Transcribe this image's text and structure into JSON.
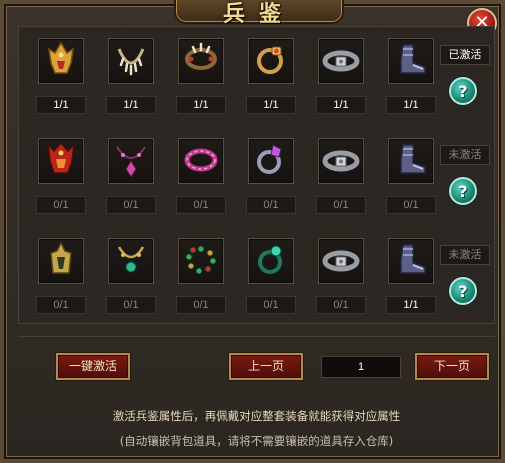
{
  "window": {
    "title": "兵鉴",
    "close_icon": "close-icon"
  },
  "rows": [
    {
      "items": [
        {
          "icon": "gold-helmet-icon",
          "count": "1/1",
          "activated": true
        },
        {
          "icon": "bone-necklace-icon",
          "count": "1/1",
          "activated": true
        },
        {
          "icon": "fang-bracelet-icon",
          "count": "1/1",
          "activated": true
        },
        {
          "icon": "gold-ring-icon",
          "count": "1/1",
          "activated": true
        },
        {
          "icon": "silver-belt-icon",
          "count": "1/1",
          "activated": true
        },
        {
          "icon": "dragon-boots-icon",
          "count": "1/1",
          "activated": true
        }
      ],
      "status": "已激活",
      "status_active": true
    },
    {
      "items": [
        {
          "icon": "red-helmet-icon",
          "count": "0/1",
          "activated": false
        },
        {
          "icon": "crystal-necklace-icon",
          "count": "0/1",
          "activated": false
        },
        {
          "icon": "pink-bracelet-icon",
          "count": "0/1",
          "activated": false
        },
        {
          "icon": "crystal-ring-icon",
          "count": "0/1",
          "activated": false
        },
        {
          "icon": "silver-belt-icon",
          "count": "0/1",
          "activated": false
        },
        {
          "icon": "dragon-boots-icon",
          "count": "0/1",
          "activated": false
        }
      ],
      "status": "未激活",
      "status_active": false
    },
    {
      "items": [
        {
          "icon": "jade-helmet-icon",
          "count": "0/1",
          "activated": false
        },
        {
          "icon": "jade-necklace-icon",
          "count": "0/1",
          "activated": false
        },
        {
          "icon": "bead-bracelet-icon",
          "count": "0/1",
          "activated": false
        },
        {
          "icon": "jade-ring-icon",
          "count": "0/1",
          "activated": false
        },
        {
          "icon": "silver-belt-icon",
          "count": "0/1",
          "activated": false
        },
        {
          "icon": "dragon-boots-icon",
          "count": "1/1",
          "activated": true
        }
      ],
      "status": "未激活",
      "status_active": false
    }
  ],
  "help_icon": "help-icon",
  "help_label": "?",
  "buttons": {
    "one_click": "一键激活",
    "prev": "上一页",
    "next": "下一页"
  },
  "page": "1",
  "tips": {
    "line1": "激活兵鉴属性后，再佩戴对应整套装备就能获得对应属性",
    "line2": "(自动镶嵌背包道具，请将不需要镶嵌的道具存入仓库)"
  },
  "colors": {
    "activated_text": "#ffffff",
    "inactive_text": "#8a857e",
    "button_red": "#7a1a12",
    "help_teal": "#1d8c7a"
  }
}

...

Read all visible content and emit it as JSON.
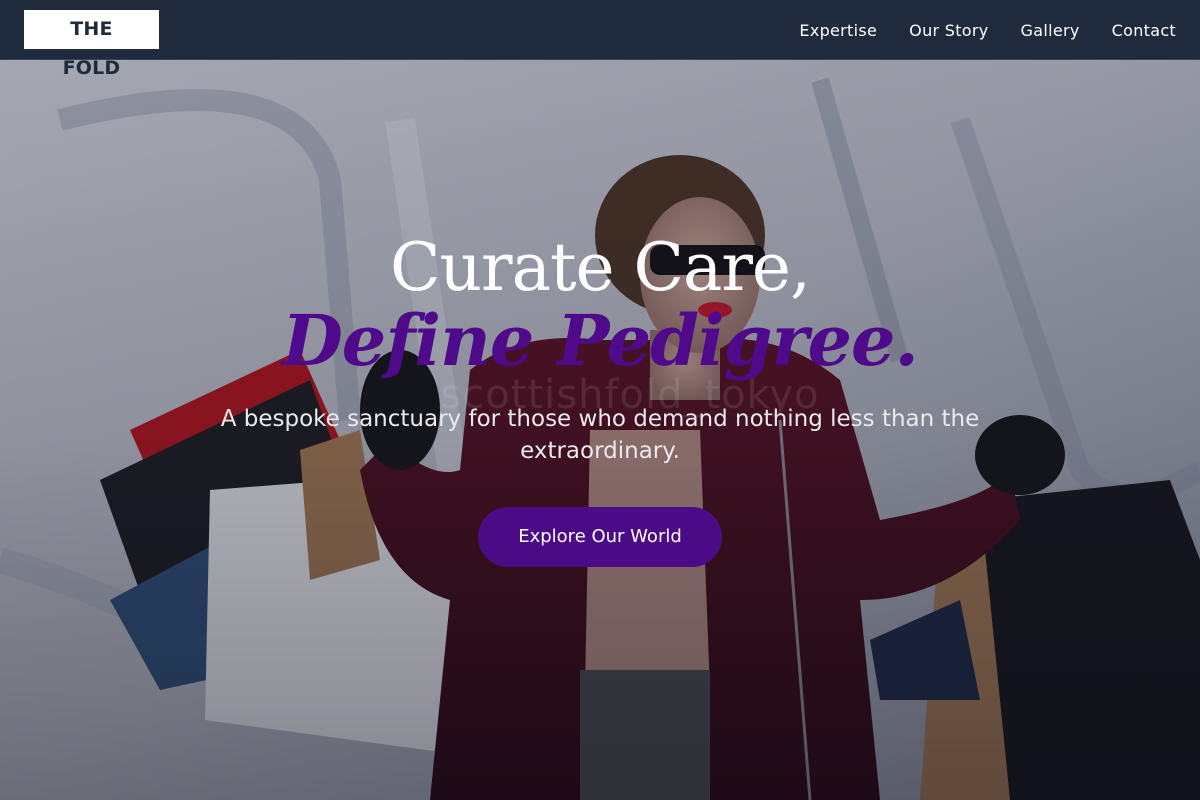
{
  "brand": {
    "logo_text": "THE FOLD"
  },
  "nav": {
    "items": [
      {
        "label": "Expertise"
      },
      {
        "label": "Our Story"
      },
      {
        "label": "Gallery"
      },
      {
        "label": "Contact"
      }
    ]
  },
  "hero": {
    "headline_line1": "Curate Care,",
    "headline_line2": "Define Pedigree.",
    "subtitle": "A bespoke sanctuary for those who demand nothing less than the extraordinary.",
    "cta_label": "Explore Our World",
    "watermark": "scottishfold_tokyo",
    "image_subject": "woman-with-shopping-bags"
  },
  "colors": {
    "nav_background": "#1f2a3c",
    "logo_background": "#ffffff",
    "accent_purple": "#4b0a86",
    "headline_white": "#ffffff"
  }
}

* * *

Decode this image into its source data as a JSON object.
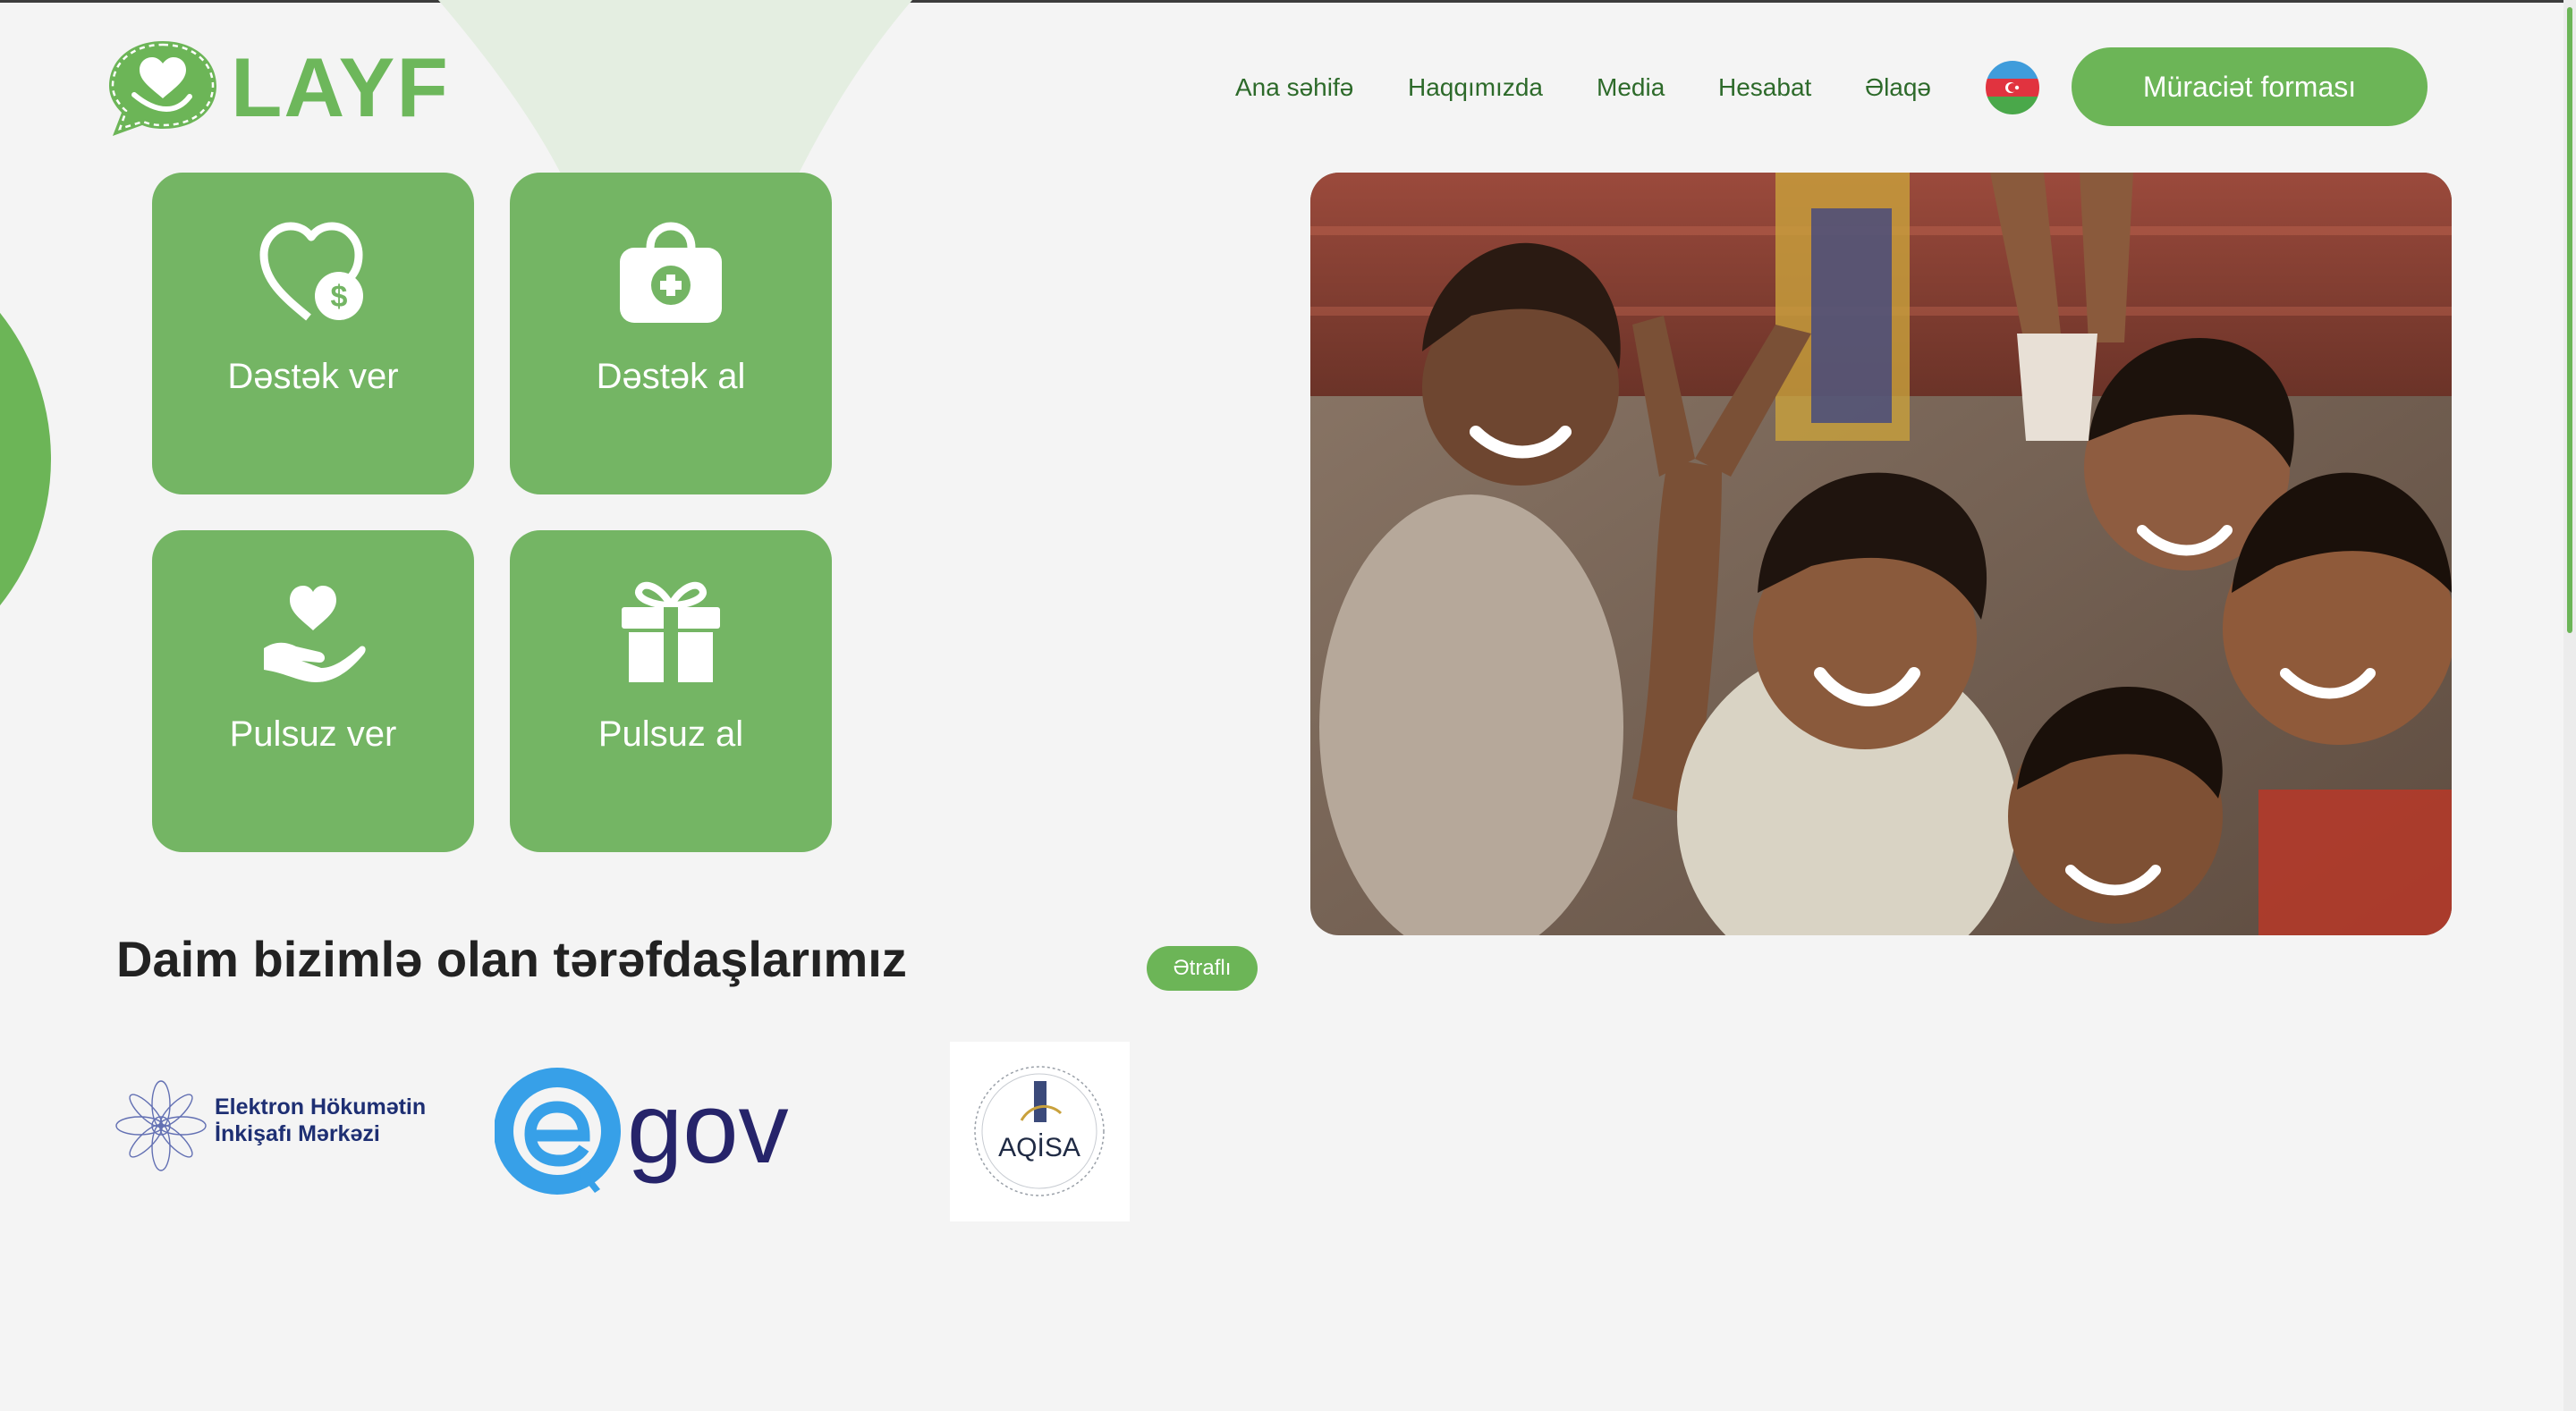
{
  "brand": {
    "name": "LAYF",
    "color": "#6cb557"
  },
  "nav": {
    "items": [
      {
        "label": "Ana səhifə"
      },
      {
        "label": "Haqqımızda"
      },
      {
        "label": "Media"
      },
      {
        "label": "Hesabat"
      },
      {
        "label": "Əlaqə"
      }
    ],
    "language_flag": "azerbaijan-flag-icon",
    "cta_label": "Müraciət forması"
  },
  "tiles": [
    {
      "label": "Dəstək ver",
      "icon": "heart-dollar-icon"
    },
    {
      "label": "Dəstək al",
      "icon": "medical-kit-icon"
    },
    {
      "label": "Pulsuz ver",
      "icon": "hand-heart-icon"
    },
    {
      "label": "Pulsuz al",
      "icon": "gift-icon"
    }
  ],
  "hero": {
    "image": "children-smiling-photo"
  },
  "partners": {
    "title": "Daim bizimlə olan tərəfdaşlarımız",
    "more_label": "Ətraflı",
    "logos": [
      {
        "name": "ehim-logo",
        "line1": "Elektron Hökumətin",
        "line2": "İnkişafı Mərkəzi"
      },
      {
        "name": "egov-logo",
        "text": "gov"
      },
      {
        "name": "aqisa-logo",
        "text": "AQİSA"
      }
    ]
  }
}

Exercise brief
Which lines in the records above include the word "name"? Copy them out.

Answer to the exercise
    "name": "LAYF",
        "name": "ehim-logo",
        "name": "egov-logo",
        "name": "aqisa-logo",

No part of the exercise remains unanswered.